Although she isn’t the most action-packed fighter on the floor, Vieira shows solid fundamentals from topside that range from persuasive shoulder pressures to passes that involve subtle submission threats. Should Vieira get to a good position in this fight, I’ll be curious to see if she steps up her aggression given how her grappling has been graded in the past.
Point of interest: Odds and opinions
The oddsmakers and public are siding with the American, listing Holm -250 and Vieira +190 via Tipico Sportsbook.
Even though I’ve been skeptical about Holm in the past, I don’t disagree with the spread here.
I know that a 10-year age gap is an automatic red flag for a lot of MMA gamblers, but women’s MMA tends to ironically parity the heavyweight division in both the volatility of outcomes and the potential for fighter longevity.
More importantly, Holm is a legit athlete who has some real strength to accompany her technical skills. However, Holm is not without her weaknesses, as Vieira’s counter right will be the main weapon to watch out for from her on the feet.
From her first fight with Pennington to her defeats at the hands of Valentina Shevchenko, Germaine de Randamie and Amanda Nunes, the counter right hand has been well-known kryptonite for Holm in both boxing and MMA.

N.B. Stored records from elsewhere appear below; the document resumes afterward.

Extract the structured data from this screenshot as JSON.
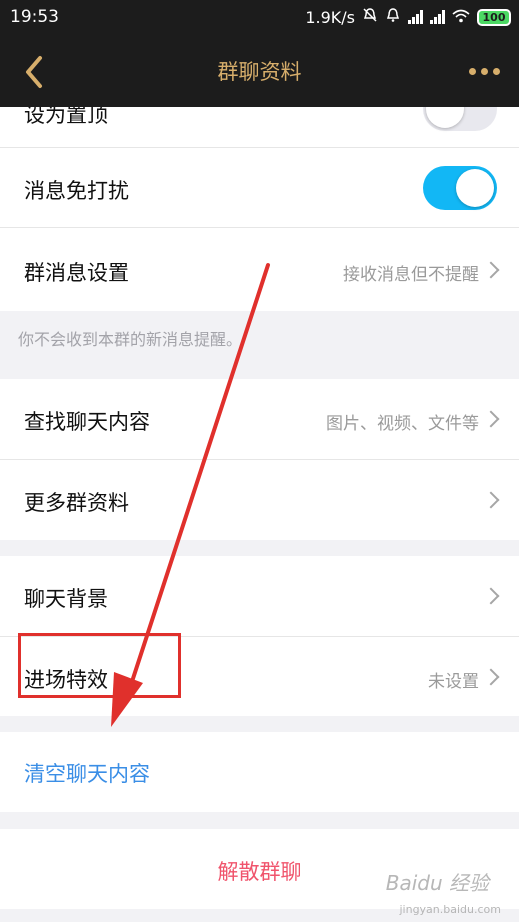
{
  "status_bar": {
    "time": "19:53",
    "net_speed": "1.9K/s",
    "battery": "100"
  },
  "nav": {
    "title": "群聊资料",
    "back_icon": "chevron-left-icon",
    "more_icon": "more-dots-icon",
    "accent_color": "#d7ae6b"
  },
  "settings": {
    "pin_top": {
      "label": "设为置顶",
      "enabled": false
    },
    "do_not_disturb": {
      "label": "消息免打扰",
      "enabled": true
    },
    "message_setting": {
      "label": "群消息设置",
      "value": "接收消息但不提醒"
    },
    "note": "你不会收到本群的新消息提醒。",
    "search_history": {
      "label": "查找聊天内容",
      "value": "图片、视频、文件等"
    },
    "more_info": {
      "label": "更多群资料"
    },
    "chat_background": {
      "label": "聊天背景"
    },
    "entry_effect": {
      "label": "进场特效",
      "value": "未设置"
    },
    "clear_history": {
      "label": "清空聊天内容"
    },
    "dissolve": {
      "label": "解散群聊"
    }
  },
  "colors": {
    "toggle_on": "#12b7f5",
    "clear_text": "#3a8ee6",
    "dissolve_text": "#f0546c",
    "annotation": "#e0302c"
  },
  "watermark": {
    "text": "Baidu 经验",
    "sub": "jingyan.baidu.com"
  }
}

That said, I’m not sure that Vieira – despite showing improvements and throwing more confidently – has enough pop in her shots to get Holm off of her game.

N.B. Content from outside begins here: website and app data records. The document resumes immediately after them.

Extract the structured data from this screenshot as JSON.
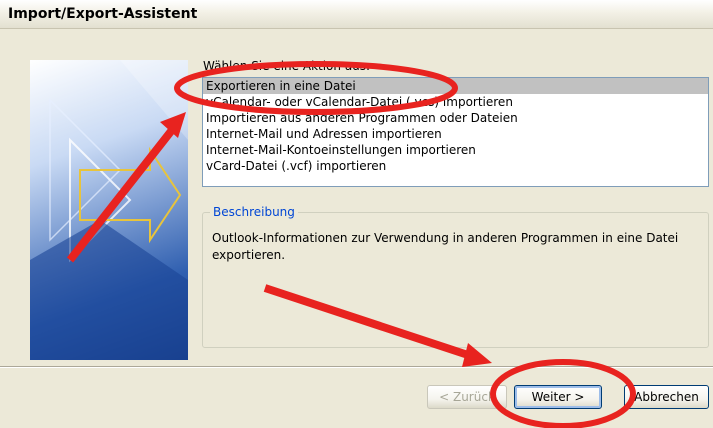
{
  "window": {
    "title": "Import/Export-Assistent"
  },
  "prompt": "Wählen Sie eine Aktion aus:",
  "actions": [
    {
      "label": "Exportieren in eine Datei",
      "selected": true
    },
    {
      "label": "vCalendar- oder vCalendar-Datei (.vcs) importieren",
      "selected": false
    },
    {
      "label": "Importieren aus anderen Programmen oder Dateien",
      "selected": false
    },
    {
      "label": "Internet-Mail und Adressen importieren",
      "selected": false
    },
    {
      "label": "Internet-Mail-Kontoeinstellungen importieren",
      "selected": false
    },
    {
      "label": "vCard-Datei (.vcf) importieren",
      "selected": false
    }
  ],
  "description": {
    "label": "Beschreibung",
    "text": "Outlook-Informationen zur Verwendung in anderen Programmen in eine Datei exportieren."
  },
  "buttons": {
    "back": "< Zurück",
    "next": "Weiter >",
    "cancel": "Abbrechen"
  },
  "colors": {
    "annotation": "#e8231f",
    "selection": "#c1c1c1",
    "group_label": "#0046d5"
  }
}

In fact, I also think that Vieira’s lack of athletic explosion and aggressive initiative may also cost her in the takedown department as well. As mentioned in the previous section, we’ve already seen Holm’s grappling defenses tested against more technically proficient and athletic threats like Rousey, leaving me little enthusiasm for Vieira’s lax opportunism.
I know this has “Holm by decision” written all over it, but I believe that we could be in store for a rare finish this weekend.
Regardless of the opposition’s stance, Vieira seems to have the most trouble when it comes to both defending bodywork and left-sided strikes. For that reason, I suspect that a solid variation of a southpaw double-attack from Holm could be enough to recreate another knockout loss for Vieira.
The smaller cage may encourage more grappling, but I’ll stick with my initial read of a head kick knockout for Holm come the middle-to-late rounds, as I believe that her grappling and footwork will be good enough to dictate the exchanges down the stretch.
Prediction: Holm inside the distance